How to Become a Better Poker Player

Poker is a game in which players place bets on the outcome of a hand. The dealer shuffles the cards and deals them to each player one at a time. Then, the players each reveal their cards and whoever has the highest ranked hand wins.

If you want to become a good poker player, it is important to practice and watch other players play to develop quick instincts. You can also use a poker simulator to test out different strategies. Try to hone your skills by simulating different scenarios and observing how the other players react. This will help you to improve your own game and avoid making costly mistakes.

Position is one of the most important aspects of poker strategy. It allows you to manipulate the pot and make more accurate value bets. You should aim to be in late position for the majority of your hands. This will give you a better chance to win the pot and force other players out of the hand with your bluffing.

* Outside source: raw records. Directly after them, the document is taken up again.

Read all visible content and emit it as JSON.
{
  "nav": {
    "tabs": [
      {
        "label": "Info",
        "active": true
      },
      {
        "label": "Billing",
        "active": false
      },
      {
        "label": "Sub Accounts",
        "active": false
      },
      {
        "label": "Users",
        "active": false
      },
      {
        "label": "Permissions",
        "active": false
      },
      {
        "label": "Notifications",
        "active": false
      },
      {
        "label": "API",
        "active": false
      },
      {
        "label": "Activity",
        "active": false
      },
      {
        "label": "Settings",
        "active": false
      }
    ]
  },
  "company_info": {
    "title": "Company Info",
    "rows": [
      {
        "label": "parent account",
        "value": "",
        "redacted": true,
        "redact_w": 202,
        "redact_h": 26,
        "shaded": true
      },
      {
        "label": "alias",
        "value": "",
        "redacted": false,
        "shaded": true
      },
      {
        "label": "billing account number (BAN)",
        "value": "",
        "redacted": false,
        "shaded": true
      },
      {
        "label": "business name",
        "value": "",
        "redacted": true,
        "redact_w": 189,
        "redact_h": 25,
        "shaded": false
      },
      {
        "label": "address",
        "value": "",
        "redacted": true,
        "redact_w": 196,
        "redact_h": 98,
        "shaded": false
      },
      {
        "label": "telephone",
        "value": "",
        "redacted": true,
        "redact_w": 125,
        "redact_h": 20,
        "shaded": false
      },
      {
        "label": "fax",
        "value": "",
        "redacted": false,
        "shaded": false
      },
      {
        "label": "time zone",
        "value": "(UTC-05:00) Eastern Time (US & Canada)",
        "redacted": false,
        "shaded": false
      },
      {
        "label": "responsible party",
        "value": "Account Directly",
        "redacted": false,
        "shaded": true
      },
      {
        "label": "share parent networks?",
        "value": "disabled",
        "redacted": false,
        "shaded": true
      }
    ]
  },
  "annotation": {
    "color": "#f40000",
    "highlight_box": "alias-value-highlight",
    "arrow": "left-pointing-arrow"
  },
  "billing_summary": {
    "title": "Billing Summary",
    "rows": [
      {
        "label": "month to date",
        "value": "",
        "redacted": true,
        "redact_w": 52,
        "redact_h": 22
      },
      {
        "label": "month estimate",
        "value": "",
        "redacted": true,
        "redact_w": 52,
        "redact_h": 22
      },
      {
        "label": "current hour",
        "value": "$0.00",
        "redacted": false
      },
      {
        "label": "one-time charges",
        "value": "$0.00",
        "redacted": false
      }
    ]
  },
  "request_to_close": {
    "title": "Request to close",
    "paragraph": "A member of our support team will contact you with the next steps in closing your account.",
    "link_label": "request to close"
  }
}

In addition, it is important to understand the odds of a hand before betting. You can do this by calculating the probability that you will get a particular card in your hand. For example, you can calculate the probability of getting a spade by finding out how many spades there are in the deck and then multiplying that number by the number of cards you have.

When you are playing poker, it is crucial to only gamble with money that you are comfortable losing. It is a good idea to start with a small amount and then gradually increase your stakes as you gain experience. It is also important to track your wins and losses if you are serious about the game.

You should always be careful when you are playing poker with friends or strangers. You should never risk more than you can afford to lose and you should not gamble with anyone that you don’t trust. In addition, you should never borrow money to play poker and you should always be honest about your winnings and losses.

If you are a newbie to poker, you may be unsure about what the rules of the game are. While there are some general rules that apply to all games, there are a few specifics that differ from one game to the next. For example, in some cases you may be required to raise your bet after each round of betting while in others it is only possible to do so after a certain number of rounds has passed.

It is also important to note that the dealer changes to a different player each round and it is the person to the left of the dealer who cuts the cards after they are shuffled. A player should do several re-shuffles to ensure that the cards are well mixed before they begin playing. In addition, it is important to pass around a dealer chip so that each player knows who is responsible for dealing the cards.